Musicians must not be charity cases

The late Oliver Mtukudzi

MANY musicians who survived on public gigs have been forced to resort to the begging bowl following prolonged COVID-19 lockdowns that banned live concerts to curb the spread of the pandemic.

Even as government relaxed lockdown restrictions, concerts have remained banned, delivering a major blow to artistes.

This forced the Music Associations and Arts Promoters in Zimbabwe to play “the good Samaritan” in this time of need, bailing out artistes with food hampers.

Inasmuch as it is commendable for the promoters association to assist artistes in times of need, COVID-19 should be a wake-up call for our artistes not to put all their eggs in one basket, but invest in other ventures so that they are not found wanting when seasons shift.

Our artistes are role models who should not be charity cases whenever they are not in season.

For how long will they remain charity cases?

The COVID-19 pandemic has slowed down economic activity across all spheres and musicians cannot be a special group to be treated with kid gloves.

We urge them to think outside the box and find other ways of eking out a living instead of solely relying on music. They can use online platforms to market their music, if they can not invest in other businesses.

That way they will create a pillar to lean on during hard times such as these caused by the COVID-19 pandemic and even after retiring from music.

It is sad to see a once-popular artiste falling on hard times. They need to translate fame to fortune. History has been harsh to some artistes who failed to invest while they were on top of their game.

The list of artistes who died paupers despite living large at the peak of their careers is endless.

Many of these artistes produced sing-along songs, many of which became “national anthems” on radio and at entertainment joints, but had nothing to show for their effort at the end of their careers.

So we urge artistes to make hay while the sun shines.

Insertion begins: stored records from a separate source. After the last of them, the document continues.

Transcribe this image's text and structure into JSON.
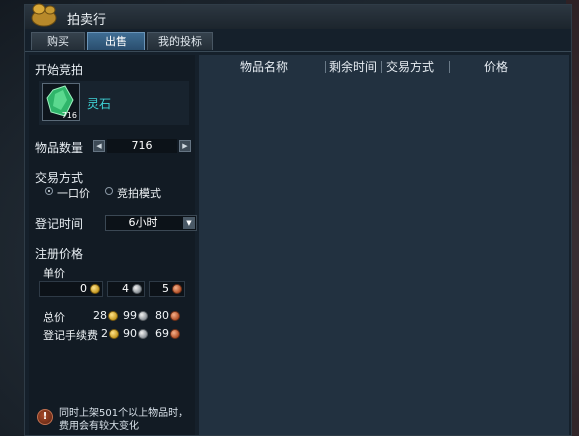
{
  "window": {
    "title": "拍卖行"
  },
  "tabs": [
    {
      "label": "购买",
      "active": false
    },
    {
      "label": "出售",
      "active": true
    },
    {
      "label": "我的投标",
      "active": false
    }
  ],
  "sell": {
    "section_title": "开始竞拍",
    "item": {
      "name": "灵石",
      "stack_count": "716",
      "icon": "green-crystal-icon"
    },
    "quantity": {
      "label": "物品数量",
      "value": "716"
    },
    "trade_method": {
      "label": "交易方式",
      "options": [
        {
          "label": "一口价",
          "selected": true
        },
        {
          "label": "竞拍模式",
          "selected": false
        }
      ]
    },
    "duration": {
      "label": "登记时间",
      "value": "6小时"
    },
    "price_section": {
      "label": "注册价格",
      "unit_price_label": "单价",
      "unit_price": {
        "gold": "0",
        "silver": "4",
        "copper": "5"
      },
      "total_label": "总价",
      "total": {
        "gold": "28",
        "silver": "99",
        "copper": "80"
      },
      "fee_label": "登记手续费",
      "fee": {
        "gold": "2",
        "silver": "90",
        "copper": "69"
      }
    },
    "warning": "同时上架501个以上物品时，费用会有较大变化"
  },
  "table": {
    "columns": [
      "物品名称",
      "剩余时间",
      "交易方式",
      "价格"
    ]
  },
  "colors": {
    "accent_tab": "#3f6d93",
    "item_name": "#3fd4d8",
    "window_bg": "#15202b"
  }
}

They should take a cue from seasoned artistes like the late national hero and Katekwe musician Oliver Mtukudzi, sungura kingpins Nicholas Zakaria and Alick Macheso who have diversified into farming, Jah Prayzah and Wink D who have ventured into transport business, among others.

Celebrity status comes with many expectations from society, forcing artistes to live a borrowed flashy life. So, forewarned is forearmed.